Standalone applications

Autonomous use is carried out when the panels are not connected to the network and work to supply, with energy or heat, the place where they are located.

Some examples of these standalone applications are:

  • Generation of electricity for the self-sufficiency of:
    • Homes or buildings in urban or rural areas
    • Garden lighting
    • Telecommunications antennas
    • Street lighting
    • Parking meters
  • Heating generation for self-supply of:
    • Homes or buildings in urban or rural areas
    • Air conditioning of public or private swimming pools
  • Production of sanitary hot water for human use.
  • Production of energy for satellites or space stations in orbit, in the space industry.

Network Applications

The use in the network is the one that is carried out when it is necessary to be able to distribute the energy that is produced to other places or larger places.

They may need to be connected to the country’s electricity distribution network or to existing networks, such as solar gardens or photovoltaic buildings.

These network applications are normally located in larger areas than autonomous applications, and meet the needs of buildings already prepared for the management of solar energy.

Advantages

Here are some of the advantages of solar panels:

  • The most obvious of the advantages is that they are capable of transforming the sun’s rays into electricity or heating.
  • They are an inexhaustible source of renewable energy.
  • They are a way of producing clean energy, since they do not need combustion or chemical processes for their operation.
  • Its placement and operation does not emit any substance that pollutes the atmosphere, does not produce greenhouse gases or pollute water.
  • They do not generate any type of waste or residue that needs to be stored for later disposal.
  • They do not produce noise pollution, since its operation is totally silent.
  • Solar energy can be obtained anywhere, even in the most remote places.
  • In places difficult to access for other energy sources, energy can be obtained through this method.
  • The areas where the panels are located can be small or large, as they are adapted to the supply needs for which they are manufactured.
  • They are relatively easy to install and do not require laborious or complicated maintenance.
  • They usually have a useful life that ranges from 10 to 20 years.
  • The best places to take advantage of solar energy are warm areas.

They are part of the renewable energy sector, so they offer great development opportunities, as there is still much to do with this technology. Surely, it is an area that will have many advances and will generate jobs and bring development to the communities that adopt this energy on a daily basis.

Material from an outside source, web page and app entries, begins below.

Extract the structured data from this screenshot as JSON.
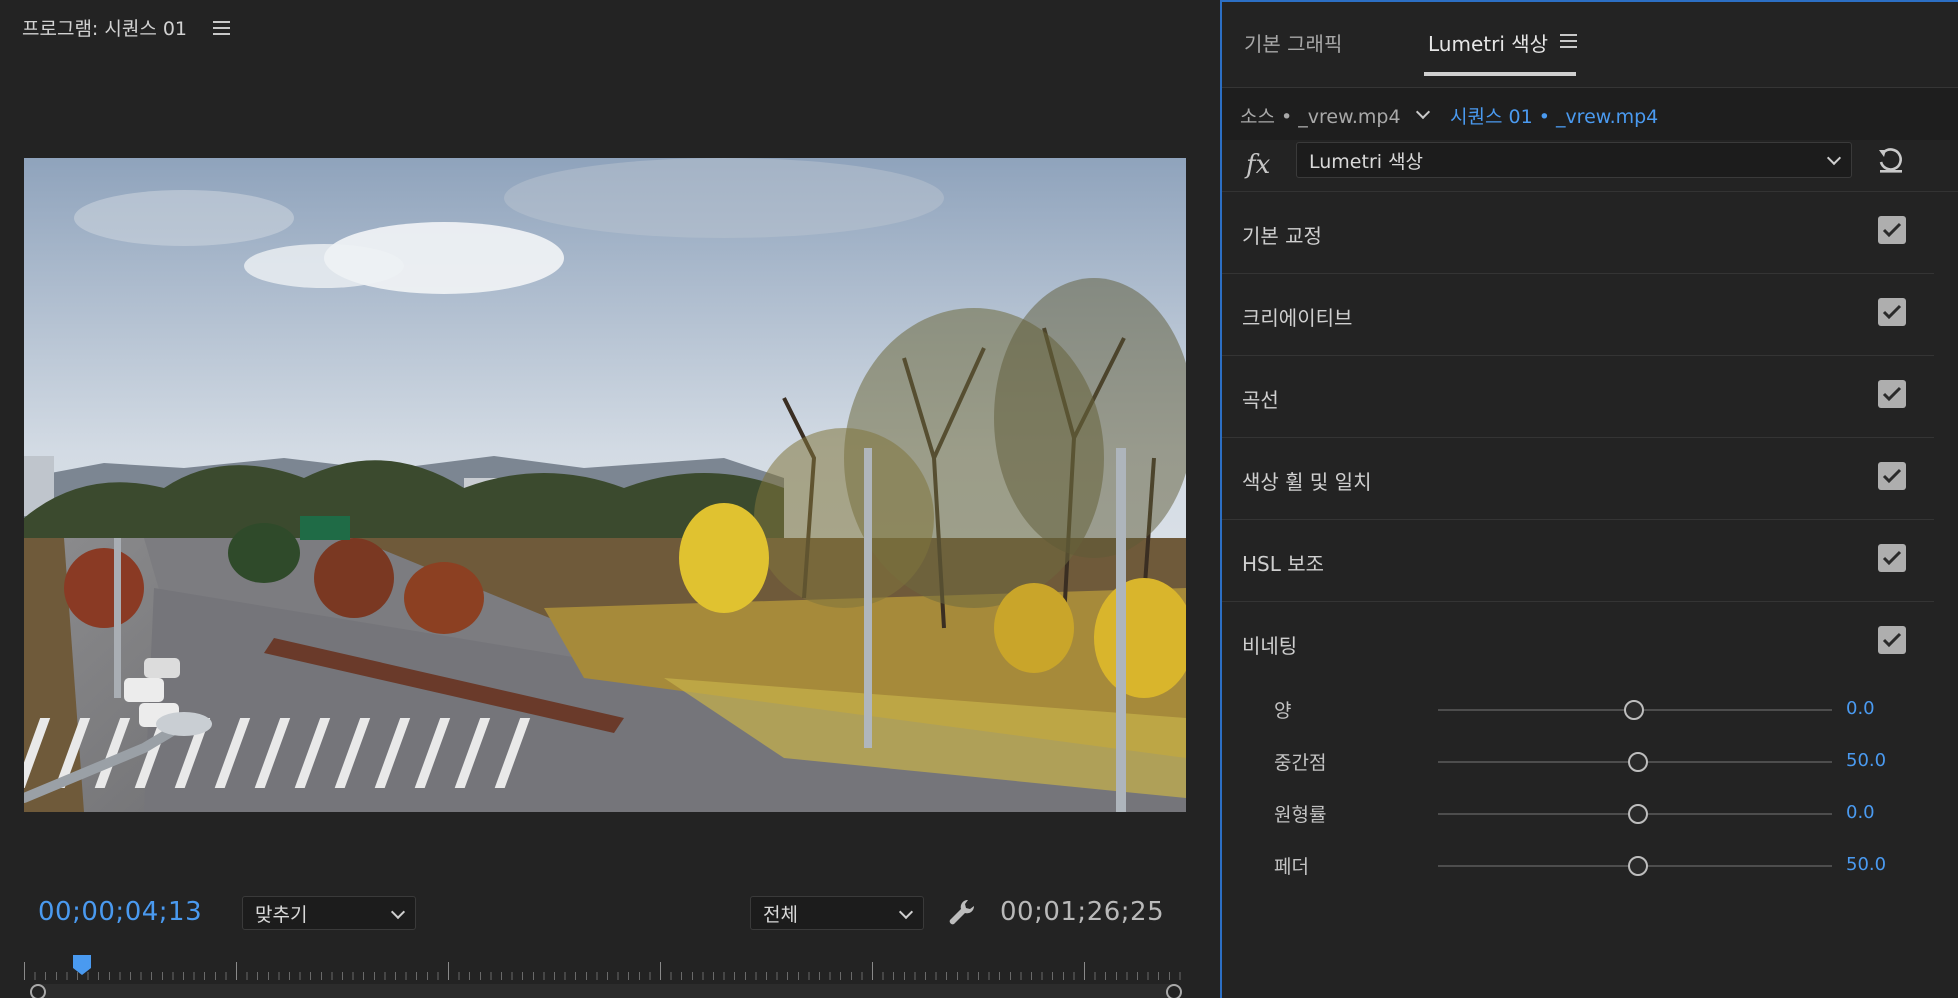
{
  "program": {
    "title": "프로그램: 시퀀스 01",
    "timecode_current": "00;00;04;13",
    "timecode_duration": "00;01;26;25",
    "fit_label": "맞추기",
    "resolution_label": "전체"
  },
  "panel": {
    "tabs": [
      {
        "label": "기본 그래픽"
      },
      {
        "label": "Lumetri 색상"
      }
    ],
    "source_label": "소스 • _vrew.mp4",
    "sequence_label": "시퀀스 01 • _vrew.mp4",
    "fx_label": "fx",
    "effect_select": "Lumetri 색상",
    "sections": [
      {
        "label": "기본 교정",
        "checked": true
      },
      {
        "label": "크리에이티브",
        "checked": true
      },
      {
        "label": "곡선",
        "checked": true
      },
      {
        "label": "색상 휠 및 일치",
        "checked": true
      },
      {
        "label": "HSL 보조",
        "checked": true
      },
      {
        "label": "비네팅",
        "checked": true
      }
    ],
    "vignette_sliders": [
      {
        "label": "양",
        "value": "0.0"
      },
      {
        "label": "중간점",
        "value": "50.0"
      },
      {
        "label": "원형률",
        "value": "0.0"
      },
      {
        "label": "페더",
        "value": "50.0"
      }
    ]
  },
  "colors": {
    "accent": "#4a9af0",
    "panel_border": "#2c6fc4",
    "background": "#232323"
  }
}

Disadvantages

Here are some of its disadvantages:

  • They produce visual impact, which can be considered a disadvantage for certain natural landscapes.
  • In the facilities where they are located, large amounts of water are needed to clean them.
  • The waste materials resulting from their manufacture can be toxic.
  • They may require large spaces for their installation.
  • Deserts are fragile ecosystems in relation to the production of water that need this type of facilities for proper maintenance.
  • For the selection of the ideal places to place the panels, geographical factors must be considered, such as: the variation in the reception of solar rays and their angle of incidence on the earth’s surface.
  • They are not as effective in places where there is less sun.
  • Deserts are, normally, sparsely populated places, so it is necessary to consider how to resolve the transmission of this energy over long distances to the populated centers.
  • Solar panel technology is not supported by the large electricity generating companies, basically due to competition issues.
  • Its placement may require a high initial investment because it is still a technology in development.

There are few countries where this technology is implemented and, in some cases, it does not represent even 0.2% of the energy produced, as is the case in Spain. Many of these disadvantages can disappear if you plan well where and how to place the panels. Which would give greater weight to its advantages.

Leave a Reply

Your email address will not be published. Required fields are marked *

error: